What you are asked to do: Your job is to copy the data that follows exactly, every line included.

=-=-=-=-=

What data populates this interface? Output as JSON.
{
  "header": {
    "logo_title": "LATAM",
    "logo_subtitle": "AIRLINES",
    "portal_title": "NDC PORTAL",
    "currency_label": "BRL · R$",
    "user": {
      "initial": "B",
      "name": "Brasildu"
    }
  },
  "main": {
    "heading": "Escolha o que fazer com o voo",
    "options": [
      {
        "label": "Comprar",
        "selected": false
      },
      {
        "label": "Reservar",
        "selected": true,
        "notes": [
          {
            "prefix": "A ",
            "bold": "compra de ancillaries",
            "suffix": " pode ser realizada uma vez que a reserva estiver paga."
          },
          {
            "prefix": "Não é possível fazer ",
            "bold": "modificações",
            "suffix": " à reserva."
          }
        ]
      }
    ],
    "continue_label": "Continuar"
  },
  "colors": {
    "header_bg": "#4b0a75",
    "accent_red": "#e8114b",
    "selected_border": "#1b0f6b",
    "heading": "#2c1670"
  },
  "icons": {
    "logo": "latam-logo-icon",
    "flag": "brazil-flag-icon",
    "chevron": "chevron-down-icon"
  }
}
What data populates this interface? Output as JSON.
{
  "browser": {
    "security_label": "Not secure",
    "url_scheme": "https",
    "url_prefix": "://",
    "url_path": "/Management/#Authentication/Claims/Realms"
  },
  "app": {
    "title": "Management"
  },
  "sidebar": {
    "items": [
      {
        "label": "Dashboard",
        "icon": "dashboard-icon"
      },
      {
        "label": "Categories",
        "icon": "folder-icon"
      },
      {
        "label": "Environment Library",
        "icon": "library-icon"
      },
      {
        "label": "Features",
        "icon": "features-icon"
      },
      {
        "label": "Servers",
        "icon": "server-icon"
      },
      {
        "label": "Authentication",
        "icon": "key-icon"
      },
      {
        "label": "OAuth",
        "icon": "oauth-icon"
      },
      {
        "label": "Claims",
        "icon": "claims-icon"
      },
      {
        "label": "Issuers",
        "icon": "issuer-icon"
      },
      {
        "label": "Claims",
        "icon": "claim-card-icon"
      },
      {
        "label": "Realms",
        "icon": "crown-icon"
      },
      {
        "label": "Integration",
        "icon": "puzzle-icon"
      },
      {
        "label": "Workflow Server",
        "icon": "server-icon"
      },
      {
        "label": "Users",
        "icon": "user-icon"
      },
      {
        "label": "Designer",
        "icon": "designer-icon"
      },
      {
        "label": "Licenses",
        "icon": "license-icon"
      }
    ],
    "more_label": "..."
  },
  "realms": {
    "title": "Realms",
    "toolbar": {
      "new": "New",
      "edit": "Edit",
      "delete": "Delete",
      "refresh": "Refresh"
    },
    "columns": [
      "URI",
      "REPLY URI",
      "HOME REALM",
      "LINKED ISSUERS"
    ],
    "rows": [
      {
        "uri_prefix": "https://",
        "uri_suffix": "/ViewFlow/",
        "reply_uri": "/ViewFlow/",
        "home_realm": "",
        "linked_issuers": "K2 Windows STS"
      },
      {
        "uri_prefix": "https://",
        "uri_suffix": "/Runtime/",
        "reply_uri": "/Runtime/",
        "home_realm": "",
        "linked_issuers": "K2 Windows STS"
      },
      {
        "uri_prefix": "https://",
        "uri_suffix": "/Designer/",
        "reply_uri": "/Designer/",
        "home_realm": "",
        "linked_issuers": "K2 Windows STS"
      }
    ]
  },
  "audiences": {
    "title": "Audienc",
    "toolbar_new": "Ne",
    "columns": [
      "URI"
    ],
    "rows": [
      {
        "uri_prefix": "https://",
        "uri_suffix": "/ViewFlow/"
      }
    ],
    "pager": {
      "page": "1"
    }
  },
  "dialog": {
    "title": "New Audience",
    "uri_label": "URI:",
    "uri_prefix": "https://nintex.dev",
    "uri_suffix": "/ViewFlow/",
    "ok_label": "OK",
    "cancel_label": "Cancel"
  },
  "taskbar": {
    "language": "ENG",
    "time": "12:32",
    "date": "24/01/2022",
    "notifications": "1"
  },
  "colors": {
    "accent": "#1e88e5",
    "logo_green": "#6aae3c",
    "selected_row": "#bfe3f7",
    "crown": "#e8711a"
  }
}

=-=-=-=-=

Exercise result:
What data populates this interface? Output as JSON.
{
  "header": {
    "logo_title": "LATAM",
    "logo_subtitle": "AIRLINES",
    "portal_title": "NDC PORTAL",
    "currency_label": "BRL · R$",
    "user": {
      "initial": "B",
      "name": "Brasildu"
    }
  },
  "main": {
    "heading": "Escolha o que fazer com o voo",
    "options": [
      {
        "label": "Comprar",
        "selected": false
      },
      {
        "label": "Reservar",
        "selected": true,
        "notes": [
          {
            "prefix": "A ",
            "bold": "compra de ancillaries",
            "suffix": " pode ser realizada uma vez que a reserva estiver paga."
          },
          {
            "prefix": "Não é possível fazer ",
            "bold": "modificações",
            "suffix": " à reserva."
          }
        ]
      }
    ],
    "continue_label": "Continuar"
  },
  "colors": {
    "header_bg": "#4b0a75",
    "accent_red": "#e8114b",
    "selected_border": "#1b0f6b",
    "heading": "#2c1670"
  },
  "icons": {
    "logo": "latam-logo-icon",
    "flag": "brazil-flag-icon",
    "chevron": "chevron-down-icon"
  }
}
What data populates this interface? Output as JSON.
{
  "browser": {
    "security_label": "Not secure",
    "url_scheme": "https",
    "url_prefix": "://",
    "url_path": "/Management/#Authentication/Claims/Realms"
  },
  "app": {
    "title": "Management"
  },
  "sidebar": {
    "items": [
      {
        "label": "Dashboard",
        "icon": "dashboard-icon"
      },
      {
        "label": "Categories",
        "icon": "folder-icon"
      },
      {
        "label": "Environment Library",
        "icon": "library-icon"
      },
      {
        "label": "Features",
        "icon": "features-icon"
      },
      {
        "label": "Servers",
        "icon": "server-icon"
      },
      {
        "label": "Authentication",
        "icon": "key-icon"
      },
      {
        "label": "OAuth",
        "icon": "oauth-icon"
      },
      {
        "label": "Claims",
        "icon": "claims-icon"
      },
      {
        "label": "Issuers",
        "icon": "issuer-icon"
      },
      {
        "label": "Claims",
        "icon": "claim-card-icon"
      },
      {
        "label": "Realms",
        "icon": "crown-icon"
      },
      {
        "label": "Integration",
        "icon": "puzzle-icon"
      },
      {
        "label": "Workflow Server",
        "icon": "server-icon"
      },
      {
        "label": "Users",
        "icon": "user-icon"
      },
      {
        "label": "Designer",
        "icon": "designer-icon"
      },
      {
        "label": "Licenses",
        "icon": "license-icon"
      }
    ],
    "more_label": "..."
  },
  "realms": {
    "title": "Realms",
    "toolbar": {
      "new": "New",
      "edit": "Edit",
      "delete": "Delete",
      "refresh": "Refresh"
    },
    "columns": [
      "URI",
      "REPLY URI",
      "HOME REALM",
      "LINKED ISSUERS"
    ],
    "rows": [
      {
        "uri_prefix": "https://",
        "uri_suffix": "/ViewFlow/",
        "reply_uri": "/ViewFlow/",
        "home_realm": "",
        "linked_issuers": "K2 Windows STS"
      },
      {
        "uri_prefix": "https://",
        "uri_suffix": "/Runtime/",
        "reply_uri": "/Runtime/",
        "home_realm": "",
        "linked_issuers": "K2 Windows STS"
      },
      {
        "uri_prefix": "https://",
        "uri_suffix": "/Designer/",
        "reply_uri": "/Designer/",
        "home_realm": "",
        "linked_issuers": "K2 Windows STS"
      }
    ]
  },
  "audiences": {
    "title": "Audienc",
    "toolbar_new": "Ne",
    "columns": [
      "URI"
    ],
    "rows": [
      {
        "uri_prefix": "https://",
        "uri_suffix": "/ViewFlow/"
      }
    ],
    "pager": {
      "page": "1"
    }
  },
  "dialog": {
    "title": "New Audience",
    "uri_label": "URI:",
    "uri_prefix": "https://nintex.dev",
    "uri_suffix": "/ViewFlow/",
    "ok_label": "OK",
    "cancel_label": "Cancel"
  },
  "taskbar": {
    "language": "ENG",
    "time": "12:32",
    "date": "24/01/2022",
    "notifications": "1"
  },
  "colors": {
    "accent": "#1e88e5",
    "logo_green": "#6aae3c",
    "selected_row": "#bfe3f7",
    "crown": "#e8711a"
  }
}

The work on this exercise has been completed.